So I think it’s high time to wrap up this series on neo pseudo gnosticism by examining one final problem that crops up with the belief that this world doesn’t matter, that it’s only a proving ground for eternity. It has to do with why we live the way we live.
One of the ideas that I encounter from time to time is that this world is something of an arena, that the only reason why we’re born into this world is to show if we’re worthy of heaven. Our lives are a series of tests that we either pass or fail, showing if we’re really Christian.
There’s a lot wrong with this idea (not the least of which is the fact that it smacks of works righteousness, which clearly isn’t the way that things work). But let’s say that this view is true, that this world is nothing but a proving ground. Then the question naturally arises, why do we do what’s right?
Well, because it’s good for us. If we do the wrong thing, it will send us to a not-so-nice place. If we do things right, we’ll go to an ethereal heaven. In other words, the motivation for doing the right thing is inherently selfish. We do what’s right because it benefits us in the long run.

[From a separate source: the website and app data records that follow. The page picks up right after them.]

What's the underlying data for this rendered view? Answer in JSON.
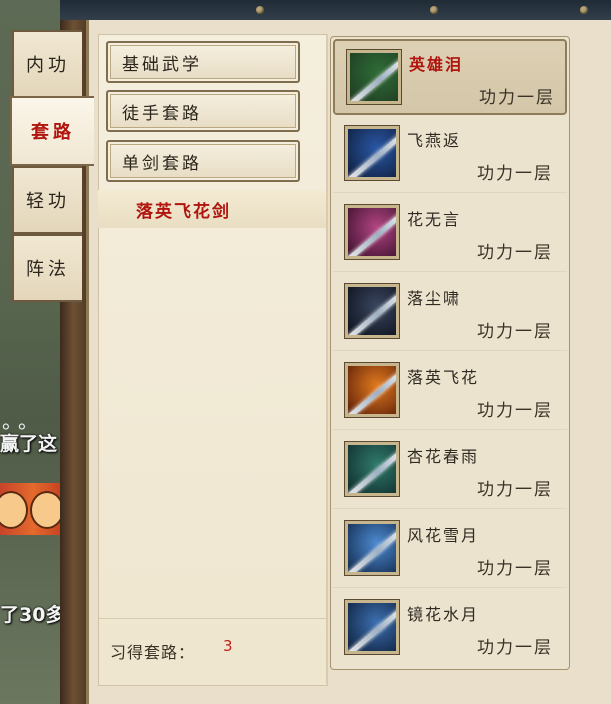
{
  "side_tabs": [
    {
      "label": "内功",
      "active": false
    },
    {
      "label": "套路",
      "active": true
    },
    {
      "label": "轻功",
      "active": false
    },
    {
      "label": "阵法",
      "active": false
    }
  ],
  "categories": [
    {
      "label": "基础武学"
    },
    {
      "label": "徒手套路"
    },
    {
      "label": "单剑套路"
    }
  ],
  "selected_subitem": "落英飞花剑",
  "footer": {
    "label": "习得套路：",
    "value": "3"
  },
  "skills": [
    {
      "name": "英雄泪",
      "level": "功力一层",
      "selected": true,
      "icon": "sword-green-icon",
      "colors": [
        "#1e3a22",
        "#2f6d37"
      ]
    },
    {
      "name": "飞燕返",
      "level": "功力一层",
      "selected": false,
      "icon": "sword-blue-icon",
      "colors": [
        "#0e1d3a",
        "#2a57a5"
      ]
    },
    {
      "name": "花无言",
      "level": "功力一层",
      "selected": false,
      "icon": "sword-pink-icon",
      "colors": [
        "#3a0f2a",
        "#b14583"
      ]
    },
    {
      "name": "落尘啸",
      "level": "功力一层",
      "selected": false,
      "icon": "sword-dark-icon",
      "colors": [
        "#0b0f1a",
        "#3a4760"
      ]
    },
    {
      "name": "落英飞花",
      "level": "功力一层",
      "selected": false,
      "icon": "sword-fire-icon",
      "colors": [
        "#5a1c08",
        "#e07a1e"
      ]
    },
    {
      "name": "杏花春雨",
      "level": "功力一层",
      "selected": false,
      "icon": "sword-teal-icon",
      "colors": [
        "#0f2a2a",
        "#2f7a6b"
      ]
    },
    {
      "name": "风花雪月",
      "level": "功力一层",
      "selected": false,
      "icon": "sword-ice-icon",
      "colors": [
        "#10284a",
        "#4d8ad0"
      ]
    },
    {
      "name": "镜花水月",
      "level": "功力一层",
      "selected": false,
      "icon": "sword-water-icon",
      "colors": [
        "#0d1f3a",
        "#3c6fb0"
      ]
    }
  ],
  "background_chat": {
    "dots": "。。",
    "line1": "赢了这",
    "line2": "了30多"
  }
}
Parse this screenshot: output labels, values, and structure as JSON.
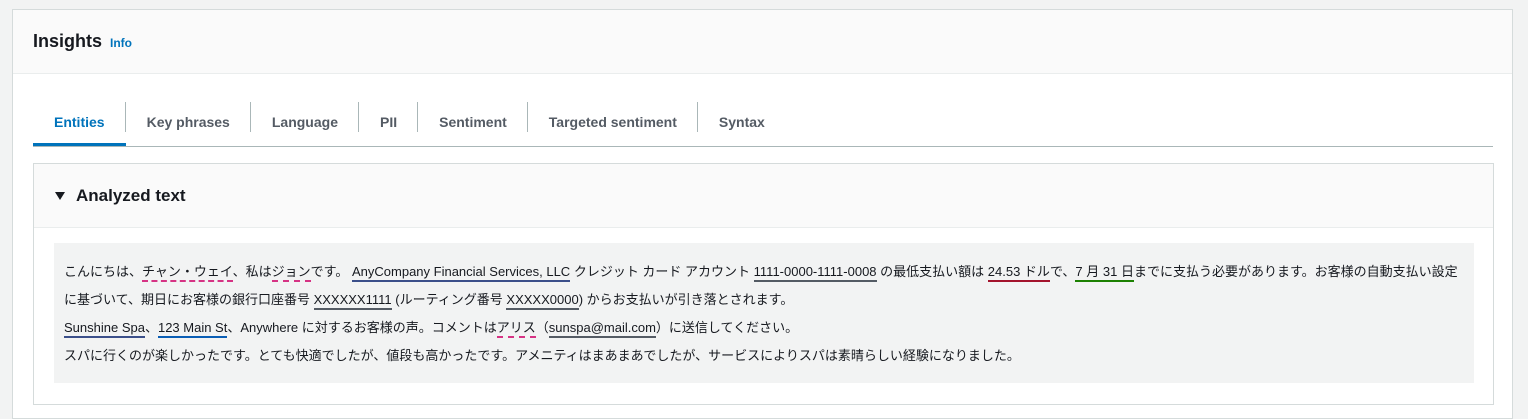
{
  "panel": {
    "title": "Insights",
    "info_label": "Info"
  },
  "tabs": [
    {
      "label": "Entities",
      "active": true
    },
    {
      "label": "Key phrases"
    },
    {
      "label": "Language"
    },
    {
      "label": "PII"
    },
    {
      "label": "Sentiment"
    },
    {
      "label": "Targeted sentiment"
    },
    {
      "label": "Syntax"
    }
  ],
  "analyzed": {
    "title": "Analyzed text",
    "p1": {
      "t0": "こんにちは、",
      "e0": "チャン・ウェイ",
      "t1": "、私は",
      "e1": "ジョン",
      "t2": "です。 ",
      "e2": "AnyCompany Financial Services, LLC",
      "t3": " クレジット カード アカウント ",
      "e3": "1111-0000-1111-0008",
      "t4": " の最低支払い額は ",
      "e4": "24.53 ドル",
      "t5": "で、",
      "e5": "7 月 31 日",
      "t6": "までに支払う必要があります。お客様の自動支払い設定に基づいて、期日にお客様の銀行口座番号 ",
      "e6": "XXXXXX1111",
      "t7": " (ルーティング番号 ",
      "e7": "XXXXX0000",
      "t8": ") からお支払いが引き落とされます。"
    },
    "p2": {
      "e0": "Sunshine Spa",
      "t0": "、",
      "e1": "123 Main St",
      "t1": "、Anywhere に対するお客様の声。コメントは",
      "e2": "アリス",
      "t2": "（",
      "e3": "sunspa@mail.com",
      "t3": "）に送信してください。"
    },
    "p3": "スパに行くのが楽しかったです。とても快適でしたが、値段も高かったです。アメニティはまあまあでしたが、サービスによりスパは素晴らしい経験になりました。"
  }
}
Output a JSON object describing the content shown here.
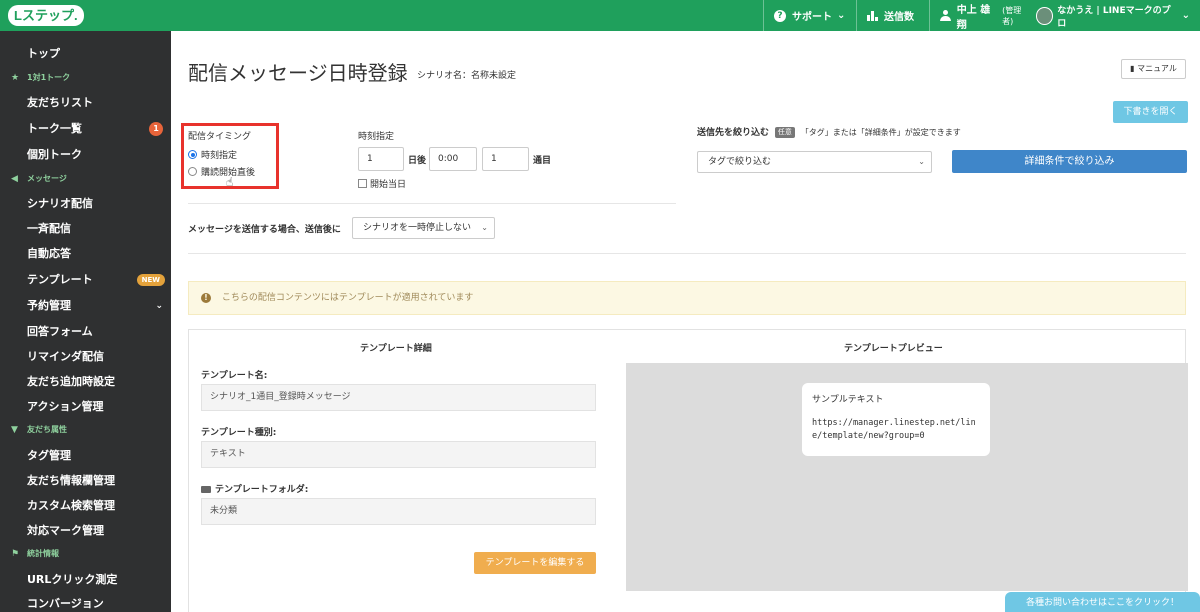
{
  "topbar": {
    "logo": "Lステップ.",
    "support": "サポート",
    "send_count": "送信数",
    "user_name": "中上 雄翔",
    "user_role": "(管理者)",
    "account": "なかうえ | LINEマークのプロ"
  },
  "sidebar": {
    "top": "トップ",
    "sec_talk": "1対1トーク",
    "friends_list": "友だちリスト",
    "talk_list": "トーク一覧",
    "talk_badge": "1",
    "individual_talk": "個別トーク",
    "sec_message": "メッセージ",
    "scenario": "シナリオ配信",
    "broadcast": "一斉配信",
    "auto_reply": "自動応答",
    "template": "テンプレート",
    "template_badge": "NEW",
    "reservation": "予約管理",
    "answer_form": "回答フォーム",
    "reminder": "リマインダ配信",
    "friend_add_setting": "友だち追加時設定",
    "action": "アクション管理",
    "sec_attr": "友だち属性",
    "tag": "タグ管理",
    "friend_info": "友だち情報欄管理",
    "custom_search": "カスタム検索管理",
    "mark": "対応マーク管理",
    "sec_stats": "統計情報",
    "url_click": "URLクリック測定",
    "conversion": "コンバージョン"
  },
  "page": {
    "title": "配信メッセージ日時登録",
    "subtitle": "シナリオ名：名称未設定",
    "manual": "マニュアル",
    "draft": "下書きを開く"
  },
  "timing": {
    "label": "配信タイミング",
    "option1": "時刻指定",
    "option2": "購読開始直後",
    "selected": "時刻指定"
  },
  "time_spec": {
    "label": "時刻指定",
    "days": "1",
    "days_unit": "日後",
    "time": "0:00",
    "count": "1",
    "count_unit": "通目",
    "start_day": "開始当日"
  },
  "after_send": {
    "label": "メッセージを送信する場合、送信後に",
    "value": "シナリオを一時停止しない"
  },
  "filter": {
    "label": "送信先を絞り込む",
    "badge": "任意",
    "hint": "「タグ」または「詳細条件」が設定できます",
    "tag_select": "タグで絞り込む",
    "detail_button": "詳細条件で絞り込み"
  },
  "alert": {
    "text": "こちらの配信コンテンツにはテンプレートが適用されています"
  },
  "template": {
    "detail_header": "テンプレート詳細",
    "preview_header": "テンプレートプレビュー",
    "name_label": "テンプレート名:",
    "name_value": "シナリオ_1通目_登録時メッセージ",
    "type_label": "テンプレート種別:",
    "type_value": "テキスト",
    "folder_label": "テンプレートフォルダ:",
    "folder_value": "未分類",
    "edit_button": "テンプレートを編集する",
    "preview_title": "サンプルテキスト",
    "preview_url": "https://manager.linestep.net/line/template/new?group=0"
  },
  "contact": {
    "label": "各種お問い合わせはここをクリック！"
  }
}
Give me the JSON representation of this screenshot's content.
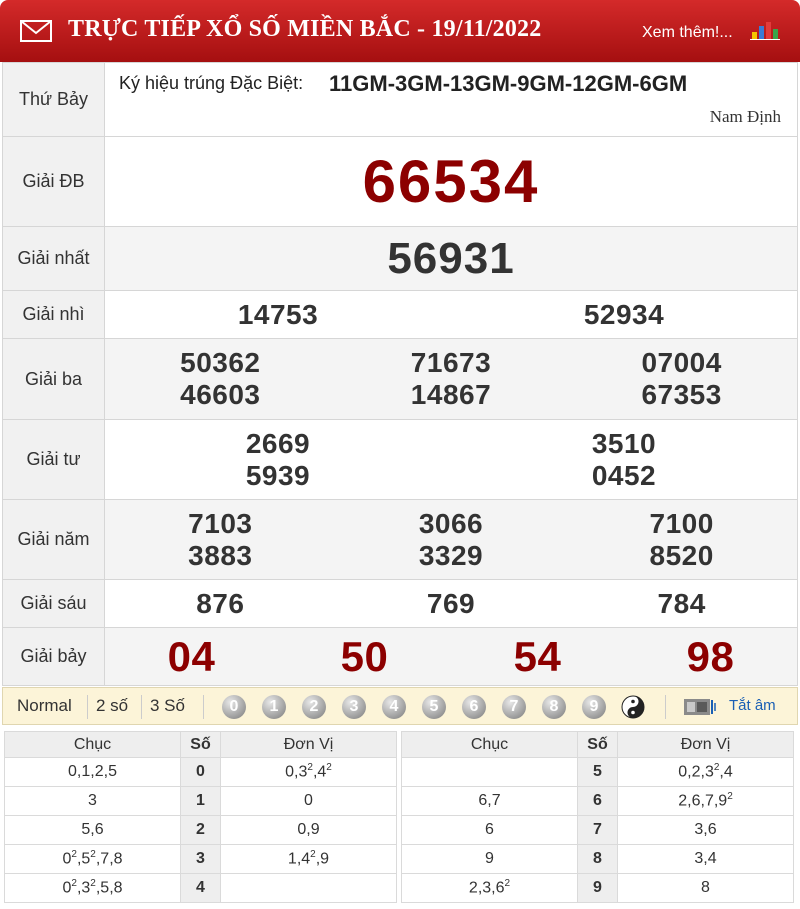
{
  "header": {
    "title": "TRỰC TIẾP XỔ SỐ MIỀN BẮC - 19/11/2022",
    "more_link": "Xem thêm!..."
  },
  "day": "Thứ Bảy",
  "symbol": {
    "label": "Ký hiệu trúng Đặc Biệt:",
    "value": "11GM-3GM-13GM-9GM-12GM-6GM",
    "province": "Nam Định"
  },
  "prizes": {
    "db": {
      "label": "Giải ĐB",
      "numbers": [
        "66534"
      ]
    },
    "nhat": {
      "label": "Giải nhất",
      "numbers": [
        "56931"
      ]
    },
    "nhi": {
      "label": "Giải nhì",
      "numbers": [
        "14753",
        "52934"
      ]
    },
    "ba": {
      "label": "Giải ba",
      "numbers": [
        "50362",
        "71673",
        "07004",
        "46603",
        "14867",
        "67353"
      ]
    },
    "tu": {
      "label": "Giải tư",
      "numbers": [
        "2669",
        "3510",
        "5939",
        "0452"
      ]
    },
    "nam": {
      "label": "Giải năm",
      "numbers": [
        "7103",
        "3066",
        "7100",
        "3883",
        "3329",
        "8520"
      ]
    },
    "sau": {
      "label": "Giải sáu",
      "numbers": [
        "876",
        "769",
        "784"
      ]
    },
    "bay": {
      "label": "Giải bảy",
      "numbers": [
        "04",
        "50",
        "54",
        "98"
      ]
    }
  },
  "filter": {
    "options": [
      "Normal",
      "2 số",
      "3 Số"
    ],
    "digits": [
      "0",
      "1",
      "2",
      "3",
      "4",
      "5",
      "6",
      "7",
      "8",
      "9"
    ],
    "mute_label": "Tắt âm"
  },
  "loto": {
    "headers": {
      "chuc": "Chục",
      "so": "Số",
      "donvi": "Đơn Vị"
    },
    "left": [
      {
        "chuc": "0,1,2,5",
        "so": "0",
        "donvi": "0,3²,4²"
      },
      {
        "chuc": "3",
        "so": "1",
        "donvi": "0"
      },
      {
        "chuc": "5,6",
        "so": "2",
        "donvi": "0,9"
      },
      {
        "chuc": "0²,5²,7,8",
        "so": "3",
        "donvi": "1,4²,9"
      },
      {
        "chuc": "0²,3²,5,8",
        "so": "4",
        "donvi": ""
      }
    ],
    "right": [
      {
        "chuc": "",
        "so": "5",
        "donvi": "0,2,3²,4"
      },
      {
        "chuc": "6,7",
        "so": "6",
        "donvi": "2,6,7,9²"
      },
      {
        "chuc": "6",
        "so": "7",
        "donvi": "3,6"
      },
      {
        "chuc": "9",
        "so": "8",
        "donvi": "3,4"
      },
      {
        "chuc": "2,3,6²",
        "so": "9",
        "donvi": "8"
      }
    ]
  },
  "colors": {
    "header_red": "#c41e1e",
    "jackpot_red": "#8c0000",
    "filter_bg": "#fcf4d8",
    "link_blue": "#1a5fb4"
  }
}
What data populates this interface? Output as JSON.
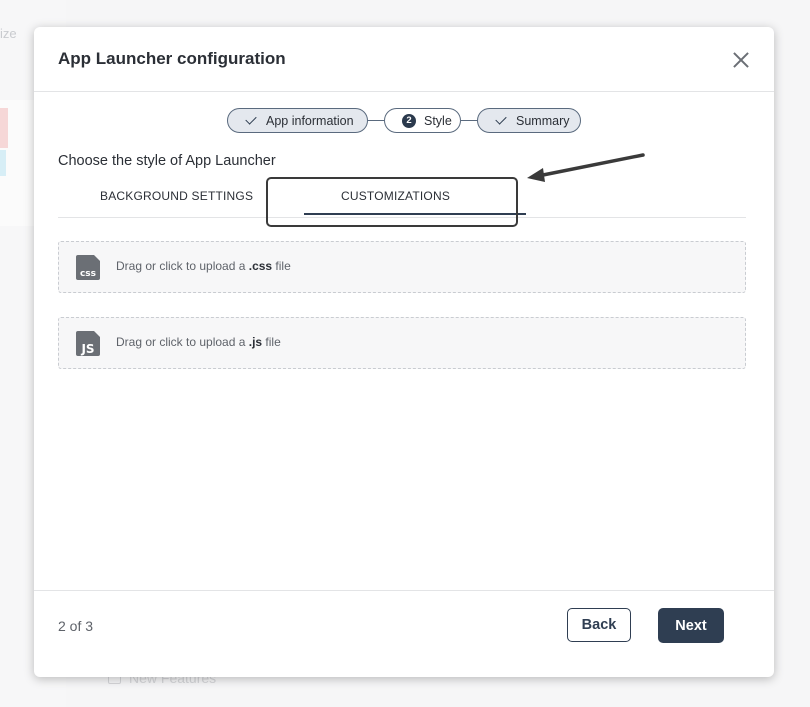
{
  "background": {
    "left_text": "ize",
    "bottom_text": "New Features"
  },
  "modal": {
    "title": "App Launcher configuration",
    "subtitle": "Choose the style of App Launcher",
    "steps": [
      {
        "label": "App information",
        "state": "done"
      },
      {
        "label": "Style",
        "state": "current",
        "number": "2"
      },
      {
        "label": "Summary",
        "state": "done"
      }
    ],
    "tabs": [
      {
        "label": "BACKGROUND SETTINGS",
        "active": false
      },
      {
        "label": "CUSTOMIZATIONS",
        "active": true
      }
    ],
    "uploads": [
      {
        "icon": "css-file-icon",
        "icon_text": "css",
        "prefix": "Drag or click to upload a ",
        "ext": ".css",
        "suffix": " file"
      },
      {
        "icon": "js-file-icon",
        "icon_text": "JS",
        "prefix": "Drag or click to upload a ",
        "ext": ".js",
        "suffix": " file"
      }
    ],
    "footer": {
      "page_count": "2 of 3",
      "back_label": "Back",
      "next_label": "Next"
    }
  },
  "colors": {
    "primary": "#2f3e52",
    "step_done_bg": "#e4e8ee",
    "overlay_bg": "#f1f1f2"
  }
}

And that bothers me. Essentially, we would have to weigh our deeds based on whether or not they’ll help us. People will only have worth based on our opinion of them. And I believe that’s counter to the way God wants us to live.
After all, everyone has been created in the image of God. Every person we’ve ever met was and is still deeply loved by Him. That is what motivates us to live out our Christian faith: it isn’t because we’re living in a proving ground and have to show our faith by our deeds or else God will keep us out of heaven. Instead, we show Christ’s love to everyone because they are loved by Christ. We treat them as valuable people because they have value to God.
And that is the why. That’s why why we live in more than a proving ground. We live as people made in the image of God, and we treat other people as those who bear the same image.